As always seems to be the case, most of the country's top teams are in the MPSF. This season, four of the five highest ranked teams (#1 BYU, #2 UC Irvine, #4 Long Beach State, and #5 UCLA) are in the MPSF. Half of the nation's top-10 are MPSF teams, and over half of the top-15 are in the MPSF. Therefore, it goes without saying that winning the MPSF regular season title and/or the MPSF Tournament is extremely difficult. Furthermore, with the current structure of the NCAA Tournament, it's extremely hard for the third and fourth best MPSF teams to find a path into the tournament even when they are ranked in the top-5.

I mention this because setting expectations for this year's team indirectly depends on the structure and rules of the MPSF conference and the NCAA tournament. That said, I expect the 2016 Bruins to contend for the conference title. A regular season finish outside of the top-4 would be a huge disappointment given the talent available to Coach Speraw.

Because BYU enjoys an incredible home court advantage, it may be very difficult for the Bruins to earn a spot in the 2016 NCAA Tournament if they have to go through the Cougars to get to the final of the MPSF Tournament. That's what happened to the Bruins in 2013 when they fell just short of knocking off BYU in Provo in the MPSF Tournament semifinals. In my estimation, UCLA and BYU were the best and second-best teams in the nation at that point in the season, but the Cougars' home court advantage was a key factor in keeping the Bruins from advancing to the final.

In other words, I expect the Bruins to make a strong run in the conference tournament. UCLA should be much improved in the final weeks of the season, so unless a scenario similar to what we witnessed in 2013 occurs, it's reasonable to expect the Bruins to play in the finals of the MPSF tournament and to finish the season with a top-5 ranking.

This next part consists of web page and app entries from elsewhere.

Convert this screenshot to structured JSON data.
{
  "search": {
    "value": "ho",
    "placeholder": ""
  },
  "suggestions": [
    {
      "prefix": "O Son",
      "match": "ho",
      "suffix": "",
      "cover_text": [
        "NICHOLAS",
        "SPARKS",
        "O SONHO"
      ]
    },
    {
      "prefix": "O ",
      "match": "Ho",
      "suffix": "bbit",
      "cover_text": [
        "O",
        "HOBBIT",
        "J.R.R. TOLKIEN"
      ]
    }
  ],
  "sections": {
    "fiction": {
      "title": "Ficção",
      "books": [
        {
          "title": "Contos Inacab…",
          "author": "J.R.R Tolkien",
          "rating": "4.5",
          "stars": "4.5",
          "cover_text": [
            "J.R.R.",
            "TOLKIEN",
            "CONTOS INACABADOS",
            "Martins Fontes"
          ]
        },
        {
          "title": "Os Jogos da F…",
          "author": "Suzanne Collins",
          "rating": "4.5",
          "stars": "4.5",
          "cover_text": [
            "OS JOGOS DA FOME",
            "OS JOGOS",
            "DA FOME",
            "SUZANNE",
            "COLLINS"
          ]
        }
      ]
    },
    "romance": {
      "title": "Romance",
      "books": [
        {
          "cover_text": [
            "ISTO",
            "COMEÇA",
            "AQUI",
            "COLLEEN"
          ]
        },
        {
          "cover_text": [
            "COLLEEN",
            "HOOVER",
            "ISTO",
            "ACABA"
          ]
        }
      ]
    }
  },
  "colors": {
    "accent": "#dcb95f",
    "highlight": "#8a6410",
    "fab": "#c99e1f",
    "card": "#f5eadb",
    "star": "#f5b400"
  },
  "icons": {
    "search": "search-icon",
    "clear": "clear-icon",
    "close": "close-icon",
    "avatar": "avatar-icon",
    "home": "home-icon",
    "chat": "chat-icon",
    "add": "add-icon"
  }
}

Of course, I would love to see the Bruins playing in the NCAA tournament again and I think that there's a good chance that it will happen this season. Ten years since have passed since our last NCAA title in men's volleyball. That's much too long given UCLA's long history of dominance in men's volleyball. The 2016 Bruins have a realistic chance of ending that decade-long drought; Coach Speraw has UCLA Men's Volleyball primed to contend for a national championship.